In fact, what would be the worth of thinking and feeling if the bodies did not move?
Doing nothing, letting-it-happen, would be the worst form of complicity with the business that wanted to hack the UN meeting. At the COP15 we moved, and we will keep moving.

Exactly like love, civil disobedience can not just be told. We must make it, with our bodies. Otherwise, we would not really think about what we love, and we would not really love what we think about. It's as simple as that. It's a matter of love, justice and dignity.

How the COP15 has ended proves that we were right. Many of us are paying what is mandatory for an obsessive, pervasive and total repression: To find a guilty at the cost of inventing it (along with the crime perhaps).

We are detained with evidently absurd accusations about either violences that actually did not take place or conspiracies and organizing of law-breaking actions.

We do not feel guilty for having shown, together with thousands, the reclamation of the independence of our lives from profit's rule. If the laws oppose this, it was legitimate to peacefully - but still conflictually - break them.

We are just temporarily docked, ready to sail again with a wind stronger than ever. It's a matter of love, justice and dignity.

  • Luca Tornatore, Italian social centres network "see you in Copenhagen".

  • Natasha Verco, Climate Justice Action

  • Johannes Paul Schul Meyer

  • Arvip Peschel

  • Christian Becker

  • Kharlanchuck Dzmitry

  • Cristoph Lang

  • Anthony Arrabal

Update Jan 5: Natasha Verco released but still facing charges

Via ABC News - Copenhagen protester released from jail by ABC Europe correspondent Emma Alberici

An Australian held in a Danish prison for three weeks for organising a protest during the Copenhagen climate change conference has been released.Natasha Verco was arrested on December 15, a day before the biggest protest march during the United Nations talks in Copenhagen.

The chief prosecutor for the Copenhagen police, Dorit Borgaard, says Verco was released overnight along with American citizen Noah Weiss.

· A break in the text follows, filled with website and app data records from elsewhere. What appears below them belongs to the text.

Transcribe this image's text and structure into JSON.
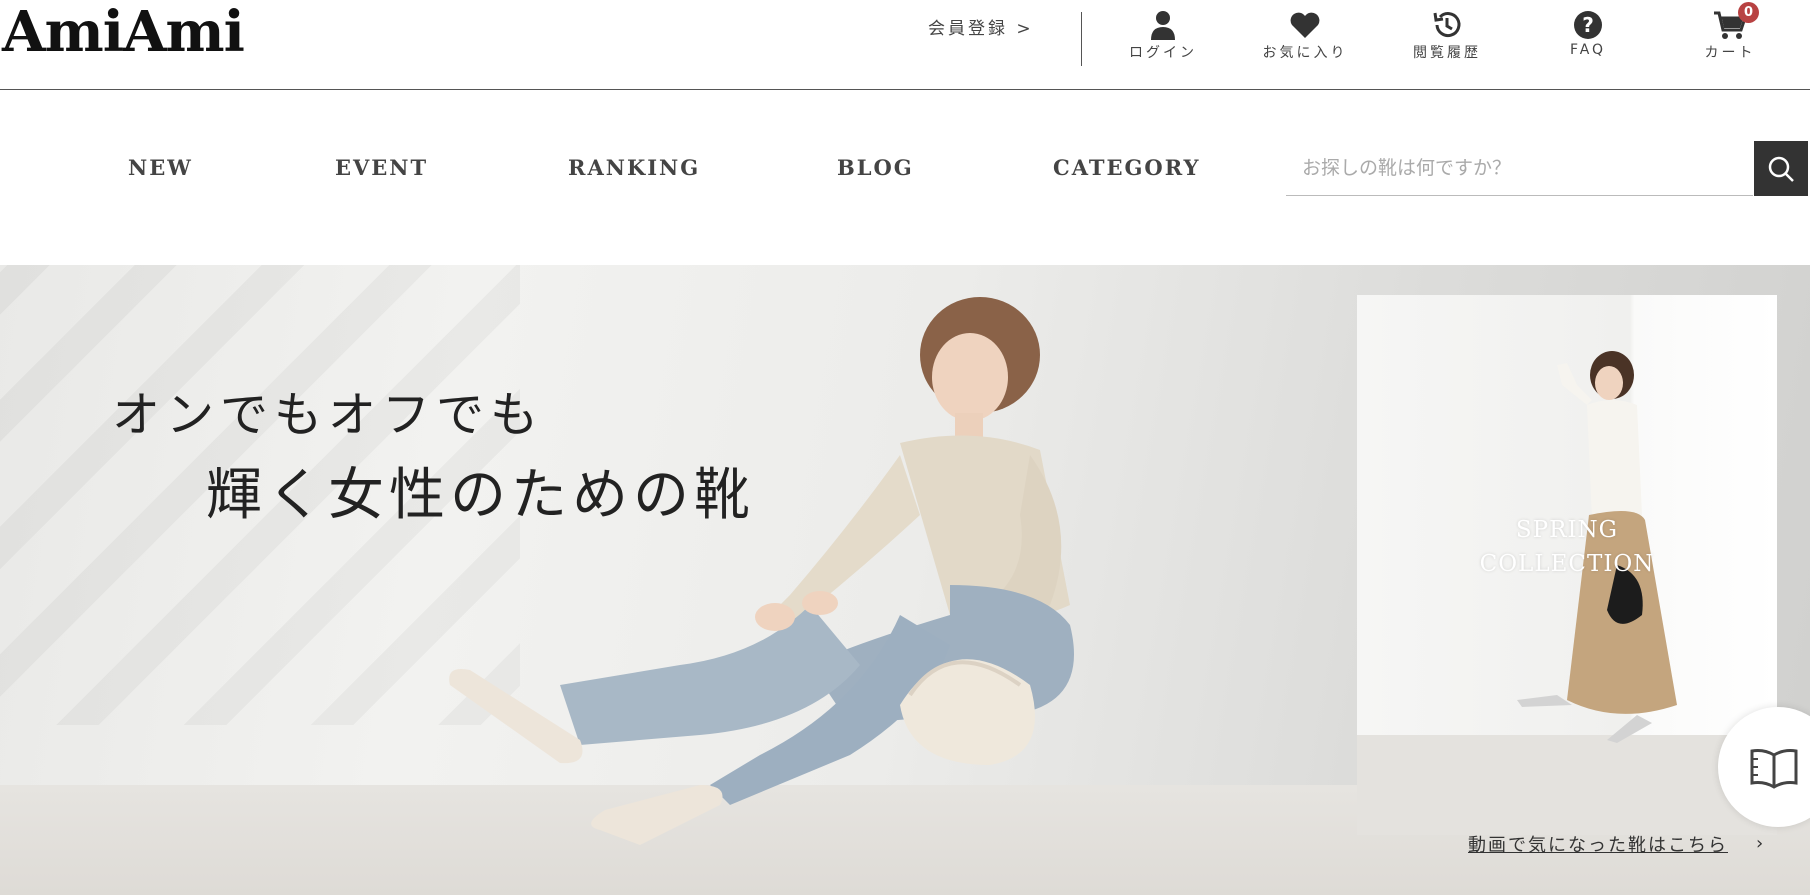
{
  "header": {
    "logo": "AmiAmi",
    "register_label": "会員登録 >",
    "buttons": [
      {
        "label": "ログイン",
        "icon": "user-icon"
      },
      {
        "label": "お気に入り",
        "icon": "heart-icon"
      },
      {
        "label": "閲覧履歴",
        "icon": "history-icon"
      },
      {
        "label": "FAQ",
        "icon": "question-icon"
      },
      {
        "label": "カート",
        "icon": "cart-icon"
      }
    ],
    "cart_count": "0"
  },
  "nav": {
    "items": [
      "NEW",
      "EVENT",
      "RANKING",
      "BLOG",
      "CATEGORY"
    ],
    "search_placeholder": "お探しの靴は何ですか？",
    "search_value": ""
  },
  "hero": {
    "catch_line1": "オンでもオフでも",
    "catch_line2": "輝く女性のための靴",
    "side_title_line1": "SPRING",
    "side_title_line2": "COLLECTION",
    "video_link": "動画で気になった靴はこちら"
  },
  "colors": {
    "badge": "#b84242",
    "search_button": "#333333"
  }
}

Their case has been adjourned until March 16 when they will face charges of attempted assault of a police officer and planning to disturb public order.

If convicted, they face up to six months in jail.

Verco insists she organised a peaceful event during the conference and denies accusations that she assaulted a police officer and planned to disturb public order.

"I participated in organising people to speak about climate change with youth delegates for the UN," she said.

"They say I organised riots and when we said that riots didn't happen, they said, 'No, you were charged with organising riots that were stopped by the good work of the police'.

"I wasn't at a protest. I wasn't on my way to a protest. I was riding along the side of the road.

"When I asked them what was going on (and) were they just picking up anybody who was wearing black clothes - I had a black jacket on and some black pants - they said, 'no we've been hunting you'."

Prisoner support and legal aid report there are still seven foreign persons detained in relation to the climate summit. It has not been possible to confirm this figure with the police.

Among those who remain behind bars, include the Italian Luca Tornatore, an astro-physicist and staff member at the University of Trieste, who was a spokesman for the Italian climate campaign group 'See You in Copenhagen'. There have been several demonstrations of solidarity in Italy, calling for his immediate release. Danish consulates in several Italian cities have been filled, a petition has been started, and his case was raised in parliament.


Takver is a citizen journalist from Melbourne who has been writing on Climate Change issues and protests including Rising Sea Level, Ocean acidification, Environmental and social Impacts since 2004.